▼

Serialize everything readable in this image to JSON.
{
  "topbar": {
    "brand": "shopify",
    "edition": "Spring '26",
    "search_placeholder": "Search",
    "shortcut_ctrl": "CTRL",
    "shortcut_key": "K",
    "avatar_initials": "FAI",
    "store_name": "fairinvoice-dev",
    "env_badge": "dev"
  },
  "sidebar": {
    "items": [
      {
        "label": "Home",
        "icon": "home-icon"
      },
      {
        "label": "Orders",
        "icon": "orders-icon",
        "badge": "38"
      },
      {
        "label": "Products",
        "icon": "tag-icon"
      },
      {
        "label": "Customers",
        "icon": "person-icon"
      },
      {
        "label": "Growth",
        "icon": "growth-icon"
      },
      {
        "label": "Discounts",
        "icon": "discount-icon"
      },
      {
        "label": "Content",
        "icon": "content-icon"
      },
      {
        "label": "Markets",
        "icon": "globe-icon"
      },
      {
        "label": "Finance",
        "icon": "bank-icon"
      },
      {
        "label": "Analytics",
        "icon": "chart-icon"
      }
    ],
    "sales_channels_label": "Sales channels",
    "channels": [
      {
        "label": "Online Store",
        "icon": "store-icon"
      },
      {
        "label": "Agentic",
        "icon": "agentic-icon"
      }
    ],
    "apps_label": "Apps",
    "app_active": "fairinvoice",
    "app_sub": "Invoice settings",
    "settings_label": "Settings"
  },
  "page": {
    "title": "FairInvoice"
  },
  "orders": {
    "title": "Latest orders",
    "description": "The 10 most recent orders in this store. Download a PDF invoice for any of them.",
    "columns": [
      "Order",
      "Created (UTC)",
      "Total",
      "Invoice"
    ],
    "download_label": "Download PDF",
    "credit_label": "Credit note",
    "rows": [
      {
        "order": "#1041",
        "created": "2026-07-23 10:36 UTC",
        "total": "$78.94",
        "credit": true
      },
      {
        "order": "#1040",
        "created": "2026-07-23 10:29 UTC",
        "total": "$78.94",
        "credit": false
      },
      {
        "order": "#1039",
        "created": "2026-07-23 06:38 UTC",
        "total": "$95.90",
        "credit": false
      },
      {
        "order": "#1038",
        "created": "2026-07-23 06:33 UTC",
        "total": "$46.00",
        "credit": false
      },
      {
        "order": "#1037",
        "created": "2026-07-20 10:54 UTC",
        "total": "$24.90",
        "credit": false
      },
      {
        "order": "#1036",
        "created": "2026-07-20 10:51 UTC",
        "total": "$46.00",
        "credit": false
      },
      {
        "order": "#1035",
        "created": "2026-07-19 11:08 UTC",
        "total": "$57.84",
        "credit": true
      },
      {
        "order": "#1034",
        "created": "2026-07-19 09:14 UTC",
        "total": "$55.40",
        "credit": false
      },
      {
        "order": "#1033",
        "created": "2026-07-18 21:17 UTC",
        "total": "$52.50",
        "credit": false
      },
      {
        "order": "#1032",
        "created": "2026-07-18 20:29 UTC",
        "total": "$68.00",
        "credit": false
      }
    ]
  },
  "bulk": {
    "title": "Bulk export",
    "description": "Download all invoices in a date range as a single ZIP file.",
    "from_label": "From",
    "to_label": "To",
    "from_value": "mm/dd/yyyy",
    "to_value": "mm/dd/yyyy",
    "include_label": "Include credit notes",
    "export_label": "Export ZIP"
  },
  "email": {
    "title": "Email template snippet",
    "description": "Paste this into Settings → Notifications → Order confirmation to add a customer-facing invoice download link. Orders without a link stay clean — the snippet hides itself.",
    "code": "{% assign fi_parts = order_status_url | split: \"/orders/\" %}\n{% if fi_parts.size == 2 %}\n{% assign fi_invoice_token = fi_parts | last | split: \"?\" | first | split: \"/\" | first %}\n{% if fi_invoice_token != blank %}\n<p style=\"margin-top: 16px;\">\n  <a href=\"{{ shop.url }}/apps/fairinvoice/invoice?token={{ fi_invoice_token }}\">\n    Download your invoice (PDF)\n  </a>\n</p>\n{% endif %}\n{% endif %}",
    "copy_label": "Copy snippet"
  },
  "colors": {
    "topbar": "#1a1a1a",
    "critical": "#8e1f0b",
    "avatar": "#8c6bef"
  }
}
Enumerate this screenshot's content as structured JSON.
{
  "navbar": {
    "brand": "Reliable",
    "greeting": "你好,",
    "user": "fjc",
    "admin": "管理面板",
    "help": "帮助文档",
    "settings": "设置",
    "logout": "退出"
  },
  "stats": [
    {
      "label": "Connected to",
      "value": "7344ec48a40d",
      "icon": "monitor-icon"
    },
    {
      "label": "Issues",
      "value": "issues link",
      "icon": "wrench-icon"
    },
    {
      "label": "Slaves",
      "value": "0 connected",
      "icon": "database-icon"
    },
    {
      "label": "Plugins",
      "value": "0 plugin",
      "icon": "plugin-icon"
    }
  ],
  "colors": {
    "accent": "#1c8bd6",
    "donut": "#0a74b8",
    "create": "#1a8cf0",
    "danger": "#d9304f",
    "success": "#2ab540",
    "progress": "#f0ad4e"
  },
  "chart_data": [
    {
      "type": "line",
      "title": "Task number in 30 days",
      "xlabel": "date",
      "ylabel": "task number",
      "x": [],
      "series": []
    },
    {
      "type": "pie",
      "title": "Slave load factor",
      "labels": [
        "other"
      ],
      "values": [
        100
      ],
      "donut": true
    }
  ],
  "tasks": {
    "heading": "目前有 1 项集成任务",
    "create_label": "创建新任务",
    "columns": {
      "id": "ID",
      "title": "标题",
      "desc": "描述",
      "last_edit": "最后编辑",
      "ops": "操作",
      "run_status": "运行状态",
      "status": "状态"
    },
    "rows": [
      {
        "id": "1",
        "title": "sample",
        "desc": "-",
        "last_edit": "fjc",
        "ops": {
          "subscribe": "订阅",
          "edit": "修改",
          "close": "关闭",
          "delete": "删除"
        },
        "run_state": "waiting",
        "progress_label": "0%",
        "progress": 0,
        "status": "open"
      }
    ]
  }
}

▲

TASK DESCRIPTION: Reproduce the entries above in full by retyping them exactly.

RESPONSE AREA:
Serialize everything readable in this image to JSON.
{
  "topbar": {
    "brand": "shopify",
    "edition": "Spring '26",
    "search_placeholder": "Search",
    "shortcut_ctrl": "CTRL",
    "shortcut_key": "K",
    "avatar_initials": "FAI",
    "store_name": "fairinvoice-dev",
    "env_badge": "dev"
  },
  "sidebar": {
    "items": [
      {
        "label": "Home",
        "icon": "home-icon"
      },
      {
        "label": "Orders",
        "icon": "orders-icon",
        "badge": "38"
      },
      {
        "label": "Products",
        "icon": "tag-icon"
      },
      {
        "label": "Customers",
        "icon": "person-icon"
      },
      {
        "label": "Growth",
        "icon": "growth-icon"
      },
      {
        "label": "Discounts",
        "icon": "discount-icon"
      },
      {
        "label": "Content",
        "icon": "content-icon"
      },
      {
        "label": "Markets",
        "icon": "globe-icon"
      },
      {
        "label": "Finance",
        "icon": "bank-icon"
      },
      {
        "label": "Analytics",
        "icon": "chart-icon"
      }
    ],
    "sales_channels_label": "Sales channels",
    "channels": [
      {
        "label": "Online Store",
        "icon": "store-icon"
      },
      {
        "label": "Agentic",
        "icon": "agentic-icon"
      }
    ],
    "apps_label": "Apps",
    "app_active": "fairinvoice",
    "app_sub": "Invoice settings",
    "settings_label": "Settings"
  },
  "page": {
    "title": "FairInvoice"
  },
  "orders": {
    "title": "Latest orders",
    "description": "The 10 most recent orders in this store. Download a PDF invoice for any of them.",
    "columns": [
      "Order",
      "Created (UTC)",
      "Total",
      "Invoice"
    ],
    "download_label": "Download PDF",
    "credit_label": "Credit note",
    "rows": [
      {
        "order": "#1041",
        "created": "2026-07-23 10:36 UTC",
        "total": "$78.94",
        "credit": true
      },
      {
        "order": "#1040",
        "created": "2026-07-23 10:29 UTC",
        "total": "$78.94",
        "credit": false
      },
      {
        "order": "#1039",
        "created": "2026-07-23 06:38 UTC",
        "total": "$95.90",
        "credit": false
      },
      {
        "order": "#1038",
        "created": "2026-07-23 06:33 UTC",
        "total": "$46.00",
        "credit": false
      },
      {
        "order": "#1037",
        "created": "2026-07-20 10:54 UTC",
        "total": "$24.90",
        "credit": false
      },
      {
        "order": "#1036",
        "created": "2026-07-20 10:51 UTC",
        "total": "$46.00",
        "credit": false
      },
      {
        "order": "#1035",
        "created": "2026-07-19 11:08 UTC",
        "total": "$57.84",
        "credit": true
      },
      {
        "order": "#1034",
        "created": "2026-07-19 09:14 UTC",
        "total": "$55.40",
        "credit": false
      },
      {
        "order": "#1033",
        "created": "2026-07-18 21:17 UTC",
        "total": "$52.50",
        "credit": false
      },
      {
        "order": "#1032",
        "created": "2026-07-18 20:29 UTC",
        "total": "$68.00",
        "credit": false
      }
    ]
  },
  "bulk": {
    "title": "Bulk export",
    "description": "Download all invoices in a date range as a single ZIP file.",
    "from_label": "From",
    "to_label": "To",
    "from_value": "mm/dd/yyyy",
    "to_value": "mm/dd/yyyy",
    "include_label": "Include credit notes",
    "export_label": "Export ZIP"
  },
  "email": {
    "title": "Email template snippet",
    "description": "Paste this into Settings → Notifications → Order confirmation to add a customer-facing invoice download link. Orders without a link stay clean — the snippet hides itself.",
    "code": "{% assign fi_parts = order_status_url | split: \"/orders/\" %}\n{% if fi_parts.size == 2 %}\n{% assign fi_invoice_token = fi_parts | last | split: \"?\" | first | split: \"/\" | first %}\n{% if fi_invoice_token != blank %}\n<p style=\"margin-top: 16px;\">\n  <a href=\"{{ shop.url }}/apps/fairinvoice/invoice?token={{ fi_invoice_token }}\">\n    Download your invoice (PDF)\n  </a>\n</p>\n{% endif %}\n{% endif %}",
    "copy_label": "Copy snippet"
  },
  "colors": {
    "topbar": "#1a1a1a",
    "critical": "#8e1f0b",
    "avatar": "#8c6bef"
  }
}
Enumerate this screenshot's content as structured JSON.
{
  "navbar": {
    "brand": "Reliable",
    "greeting": "你好,",
    "user": "fjc",
    "admin": "管理面板",
    "help": "帮助文档",
    "settings": "设置",
    "logout": "退出"
  },
  "stats": [
    {
      "label": "Connected to",
      "value": "7344ec48a40d",
      "icon": "monitor-icon"
    },
    {
      "label": "Issues",
      "value": "issues link",
      "icon": "wrench-icon"
    },
    {
      "label": "Slaves",
      "value": "0 connected",
      "icon": "database-icon"
    },
    {
      "label": "Plugins",
      "value": "0 plugin",
      "icon": "plugin-icon"
    }
  ],
  "colors": {
    "accent": "#1c8bd6",
    "donut": "#0a74b8",
    "create": "#1a8cf0",
    "danger": "#d9304f",
    "success": "#2ab540",
    "progress": "#f0ad4e"
  },
  "chart_data": [
    {
      "type": "line",
      "title": "Task number in 30 days",
      "xlabel": "date",
      "ylabel": "task number",
      "x": [],
      "series": []
    },
    {
      "type": "pie",
      "title": "Slave load factor",
      "labels": [
        "other"
      ],
      "values": [
        100
      ],
      "donut": true
    }
  ],
  "tasks": {
    "heading": "目前有 1 项集成任务",
    "create_label": "创建新任务",
    "columns": {
      "id": "ID",
      "title": "标题",
      "desc": "描述",
      "last_edit": "最后编辑",
      "ops": "操作",
      "run_status": "运行状态",
      "status": "状态"
    },
    "rows": [
      {
        "id": "1",
        "title": "sample",
        "desc": "-",
        "last_edit": "fjc",
        "ops": {
          "subscribe": "订阅",
          "edit": "修改",
          "close": "关闭",
          "delete": "删除"
        },
        "run_state": "waiting",
        "progress_label": "0%",
        "progress": 0,
        "status": "open"
      }
    ]
  }
}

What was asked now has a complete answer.